# Task item:
Report every line below that holds the word "Change".

Dataset rows for apps and sites:
........

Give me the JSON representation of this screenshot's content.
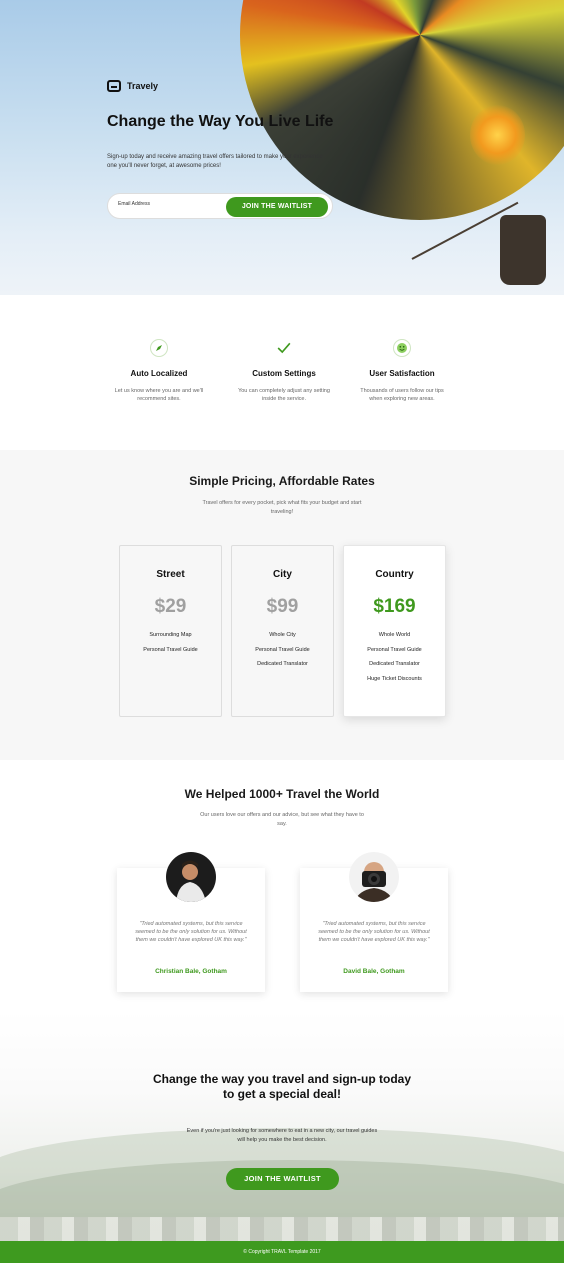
{
  "brand": {
    "name": "Travely"
  },
  "hero": {
    "title": "Change the Way You Live Life",
    "subtitle": "Sign-up today and receive amazing travel offers tailored to make your experience one you'll never forget, at awesome prices!",
    "email_placeholder": "Email Address",
    "join_label": "JOIN THE WAITLIST"
  },
  "features": [
    {
      "icon": "compass-icon",
      "title": "Auto Localized",
      "desc": "Let us know where you are and we'll recommend sites."
    },
    {
      "icon": "checkmark-icon",
      "title": "Custom Settings",
      "desc": "You can completely adjust any setting inside the service."
    },
    {
      "icon": "smiley-icon",
      "title": "User Satisfaction",
      "desc": "Thousands of users follow our tips when exploring new areas."
    }
  ],
  "pricing": {
    "title": "Simple Pricing, Affordable Rates",
    "subtitle": "Travel offers for every pocket, pick what fits your budget and start traveling!",
    "plans": [
      {
        "name": "Street",
        "price": "$29",
        "features": [
          "Surrounding Map",
          "Personal Travel Guide"
        ]
      },
      {
        "name": "City",
        "price": "$99",
        "features": [
          "Whole City",
          "Personal Travel Guide",
          "Dedicated Translator"
        ]
      },
      {
        "name": "Country",
        "price": "$169",
        "features": [
          "Whole World",
          "Personal Travel Guide",
          "Dedicated Translator",
          "Huge Ticket Discounts"
        ]
      }
    ]
  },
  "testimonials": {
    "title": "We Helped 1000+ Travel the World",
    "subtitle": "Our users love our offers and our advice, but see what they have to say.",
    "items": [
      {
        "quote": "\"Tried automated systems, but this service seemed to be the only solution for us. Without them we couldn't have explored UK this way.\"",
        "author": "Christian Bale, Gotham"
      },
      {
        "quote": "\"Tried automated systems, but this service seemed to be the only solution for us. Without them we couldn't have explored UK this way.\"",
        "author": "David Bale, Gotham"
      }
    ]
  },
  "cta": {
    "title": "Change the way you travel and sign-up today to get a special deal!",
    "subtitle": "Even if you're just looking for somewhere to eat in a new city, our travel guides will help you make the best decision.",
    "button_label": "JOIN THE WAITLIST"
  },
  "footer": {
    "text": "© Copyright TRAVL Template 2017"
  },
  "colors": {
    "accent": "#3f991e",
    "price_muted": "#a0a0a0"
  }
}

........

# Response for this exercise:
    "title": "Change the Way You Live Life",
    "title": "Change the way you travel and sign-up today to get a special deal!",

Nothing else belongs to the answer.